19Justin Verlander (HOU)SP
20Joey Votto (CIN)1B
21Kris Bryant (CHC)3B,RF
22Aaron Judge (NYY)RF
23Anthony Rizzo (CHC)1B,2B
24George Springer (HOU)CF,RF
25Jacob deGrom (NYM)SP
26Luis Severino (NYY)SP
27Gerrit Cole (HOU)SP
28Andrew Benintendi (BOS)LF,CF
29Jose Abreu (CWS)1B
30Cody Bellinger (LAD)1B,LF
1Kevin Durant (GSW)SF,PF
2Giannis Antetokounmpo (MIL)SF,PF
3James Harden (HOU)PG,SG
4Stephen Curry (GSW)PG,SG
5Russell Westbrook (OKC)PG
6Karl-Anthony Towns (MIN)C
7Anthony Davis (NOR)PF,C
8Kawhi Leonard (SAS)SG,SF
9LeBron James (CLE)SF,PF
10Nikola Jokic (DEN)PF,C
 View All Rankings 
11John Wall (WAS)PG
12DeMarcus Cousins (NOR)PF,C
13Chris Paul (HOU)PG
14Damian Lillard (POR)PG
15Jimmy Butler (MIN)SG,SF
16Rudy Gobert (UTH)C
17Kyrie Irving (BOS)PG,SG
18Hassan Whiteside (MIA)C,PF
19Myles Turner (IND)PF,C
20Paul George (OKC)SG,SF
21Kyle Lowry (TOR)PG
22Draymond Green (GSW)SF,PF
23Kristaps Porzingis (NYK)PF,C
24Kemba Walker (CHA)PG
25CJ McCollum (POR)PG,SG
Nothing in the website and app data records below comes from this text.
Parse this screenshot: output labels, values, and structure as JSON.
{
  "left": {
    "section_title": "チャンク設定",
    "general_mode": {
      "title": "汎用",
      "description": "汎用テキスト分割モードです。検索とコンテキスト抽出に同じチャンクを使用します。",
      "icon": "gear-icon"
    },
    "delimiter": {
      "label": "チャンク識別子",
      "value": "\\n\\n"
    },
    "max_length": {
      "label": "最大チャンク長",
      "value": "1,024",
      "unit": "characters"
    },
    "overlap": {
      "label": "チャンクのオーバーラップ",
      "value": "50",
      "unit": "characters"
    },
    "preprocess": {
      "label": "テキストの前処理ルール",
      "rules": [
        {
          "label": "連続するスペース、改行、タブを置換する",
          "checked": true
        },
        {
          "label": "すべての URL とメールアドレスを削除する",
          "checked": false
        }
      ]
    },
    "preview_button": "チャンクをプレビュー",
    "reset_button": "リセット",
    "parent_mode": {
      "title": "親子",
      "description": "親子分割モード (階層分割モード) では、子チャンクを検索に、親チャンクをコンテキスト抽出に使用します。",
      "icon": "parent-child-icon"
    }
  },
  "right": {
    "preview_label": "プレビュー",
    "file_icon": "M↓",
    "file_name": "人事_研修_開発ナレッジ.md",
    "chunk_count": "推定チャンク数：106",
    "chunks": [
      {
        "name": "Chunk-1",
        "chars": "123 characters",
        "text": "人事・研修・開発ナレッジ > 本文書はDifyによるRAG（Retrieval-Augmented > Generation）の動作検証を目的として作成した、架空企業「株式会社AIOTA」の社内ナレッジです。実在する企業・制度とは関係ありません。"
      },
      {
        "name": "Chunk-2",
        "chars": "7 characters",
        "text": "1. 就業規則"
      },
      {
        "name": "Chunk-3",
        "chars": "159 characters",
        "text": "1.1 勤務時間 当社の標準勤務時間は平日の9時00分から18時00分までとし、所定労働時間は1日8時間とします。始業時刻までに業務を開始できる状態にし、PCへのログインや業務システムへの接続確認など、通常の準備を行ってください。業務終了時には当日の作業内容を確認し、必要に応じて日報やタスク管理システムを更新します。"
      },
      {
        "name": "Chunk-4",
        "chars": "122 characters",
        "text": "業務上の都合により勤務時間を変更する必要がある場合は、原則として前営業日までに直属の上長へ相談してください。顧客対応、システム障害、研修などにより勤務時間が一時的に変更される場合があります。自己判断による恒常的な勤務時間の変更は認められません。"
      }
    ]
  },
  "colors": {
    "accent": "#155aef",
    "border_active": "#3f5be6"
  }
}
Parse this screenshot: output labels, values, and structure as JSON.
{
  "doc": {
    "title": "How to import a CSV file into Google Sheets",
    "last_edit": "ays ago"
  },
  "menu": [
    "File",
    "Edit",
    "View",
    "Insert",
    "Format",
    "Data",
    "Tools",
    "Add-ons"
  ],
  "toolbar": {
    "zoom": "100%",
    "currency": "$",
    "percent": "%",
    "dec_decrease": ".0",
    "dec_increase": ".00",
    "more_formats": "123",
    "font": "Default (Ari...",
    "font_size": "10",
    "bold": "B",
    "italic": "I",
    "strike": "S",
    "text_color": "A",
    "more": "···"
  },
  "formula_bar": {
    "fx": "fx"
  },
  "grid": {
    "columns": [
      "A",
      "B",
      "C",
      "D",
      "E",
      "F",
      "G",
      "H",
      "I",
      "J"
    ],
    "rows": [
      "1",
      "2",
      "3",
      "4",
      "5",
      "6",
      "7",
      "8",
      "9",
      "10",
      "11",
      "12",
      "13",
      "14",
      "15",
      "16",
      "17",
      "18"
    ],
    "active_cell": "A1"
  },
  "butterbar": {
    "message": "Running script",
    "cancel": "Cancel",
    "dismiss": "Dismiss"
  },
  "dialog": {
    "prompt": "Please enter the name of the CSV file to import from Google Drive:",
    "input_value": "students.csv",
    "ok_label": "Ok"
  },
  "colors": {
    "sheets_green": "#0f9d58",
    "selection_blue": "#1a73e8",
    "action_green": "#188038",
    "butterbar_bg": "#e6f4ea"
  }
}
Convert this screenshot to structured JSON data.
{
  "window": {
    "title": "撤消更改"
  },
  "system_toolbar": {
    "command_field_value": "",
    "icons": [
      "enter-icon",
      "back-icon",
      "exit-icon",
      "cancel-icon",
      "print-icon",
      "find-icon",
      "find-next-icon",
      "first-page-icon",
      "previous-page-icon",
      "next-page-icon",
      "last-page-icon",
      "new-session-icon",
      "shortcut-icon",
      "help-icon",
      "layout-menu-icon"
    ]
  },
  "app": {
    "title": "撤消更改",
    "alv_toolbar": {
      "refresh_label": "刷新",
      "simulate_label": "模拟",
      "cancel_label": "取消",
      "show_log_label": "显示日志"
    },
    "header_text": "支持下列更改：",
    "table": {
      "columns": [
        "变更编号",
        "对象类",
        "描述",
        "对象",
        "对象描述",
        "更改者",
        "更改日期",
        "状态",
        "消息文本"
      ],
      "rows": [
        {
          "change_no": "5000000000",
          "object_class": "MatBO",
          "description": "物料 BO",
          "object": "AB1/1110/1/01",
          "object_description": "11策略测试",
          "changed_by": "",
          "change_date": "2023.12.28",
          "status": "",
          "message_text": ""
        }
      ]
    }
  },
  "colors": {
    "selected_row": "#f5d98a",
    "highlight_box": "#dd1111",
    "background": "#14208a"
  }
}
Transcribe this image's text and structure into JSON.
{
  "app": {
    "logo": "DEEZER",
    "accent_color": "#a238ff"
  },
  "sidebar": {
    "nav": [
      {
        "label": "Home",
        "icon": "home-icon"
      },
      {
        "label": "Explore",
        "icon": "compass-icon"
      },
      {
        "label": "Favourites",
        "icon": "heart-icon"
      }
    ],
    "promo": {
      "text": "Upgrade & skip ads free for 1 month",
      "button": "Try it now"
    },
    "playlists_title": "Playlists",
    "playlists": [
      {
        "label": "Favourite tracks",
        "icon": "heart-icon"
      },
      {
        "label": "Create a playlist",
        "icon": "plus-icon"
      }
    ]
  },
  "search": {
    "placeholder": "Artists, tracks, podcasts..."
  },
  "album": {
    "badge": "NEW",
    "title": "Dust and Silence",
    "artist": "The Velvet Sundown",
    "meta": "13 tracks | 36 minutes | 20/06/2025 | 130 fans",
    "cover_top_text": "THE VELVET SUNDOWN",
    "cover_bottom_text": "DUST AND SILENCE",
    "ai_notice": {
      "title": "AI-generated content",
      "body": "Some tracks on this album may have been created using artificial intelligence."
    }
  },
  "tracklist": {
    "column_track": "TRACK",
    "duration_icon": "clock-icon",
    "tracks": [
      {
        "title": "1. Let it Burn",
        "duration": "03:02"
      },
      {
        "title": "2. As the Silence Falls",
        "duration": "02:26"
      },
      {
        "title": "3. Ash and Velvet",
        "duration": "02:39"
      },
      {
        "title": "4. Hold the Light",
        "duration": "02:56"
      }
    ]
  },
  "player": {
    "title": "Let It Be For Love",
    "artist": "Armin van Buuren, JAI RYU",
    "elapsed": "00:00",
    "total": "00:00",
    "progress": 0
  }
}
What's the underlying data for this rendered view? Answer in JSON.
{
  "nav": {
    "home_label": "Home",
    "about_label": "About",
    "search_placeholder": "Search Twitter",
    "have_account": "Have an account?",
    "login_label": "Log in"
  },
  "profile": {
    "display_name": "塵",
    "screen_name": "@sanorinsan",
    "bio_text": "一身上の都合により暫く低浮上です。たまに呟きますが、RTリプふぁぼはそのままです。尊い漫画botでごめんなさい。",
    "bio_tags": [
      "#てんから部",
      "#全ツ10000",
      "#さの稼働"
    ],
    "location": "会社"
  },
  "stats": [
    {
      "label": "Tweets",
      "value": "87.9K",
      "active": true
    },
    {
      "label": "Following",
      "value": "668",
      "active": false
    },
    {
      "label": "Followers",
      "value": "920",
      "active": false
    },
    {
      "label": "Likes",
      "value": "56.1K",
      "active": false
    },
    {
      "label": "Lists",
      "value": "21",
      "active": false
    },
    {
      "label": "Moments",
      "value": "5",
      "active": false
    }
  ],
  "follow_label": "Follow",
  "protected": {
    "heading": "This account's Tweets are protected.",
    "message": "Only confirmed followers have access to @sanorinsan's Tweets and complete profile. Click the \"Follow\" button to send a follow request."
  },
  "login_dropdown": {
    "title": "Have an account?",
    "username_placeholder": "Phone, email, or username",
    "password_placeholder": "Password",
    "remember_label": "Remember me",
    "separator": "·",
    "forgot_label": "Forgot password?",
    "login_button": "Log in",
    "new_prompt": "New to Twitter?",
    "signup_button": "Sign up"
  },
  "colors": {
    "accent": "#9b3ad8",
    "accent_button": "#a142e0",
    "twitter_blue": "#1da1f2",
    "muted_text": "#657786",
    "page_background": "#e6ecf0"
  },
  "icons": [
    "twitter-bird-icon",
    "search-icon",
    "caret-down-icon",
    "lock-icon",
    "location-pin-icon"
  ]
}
26Mike Conley (MEM)PG
27Bradley Beal (WAS)SG
28Klay Thompson (GSW)SG,SF
29Marc Gasol (MEM)C
30Gordon Hayward (BOS)SG,SF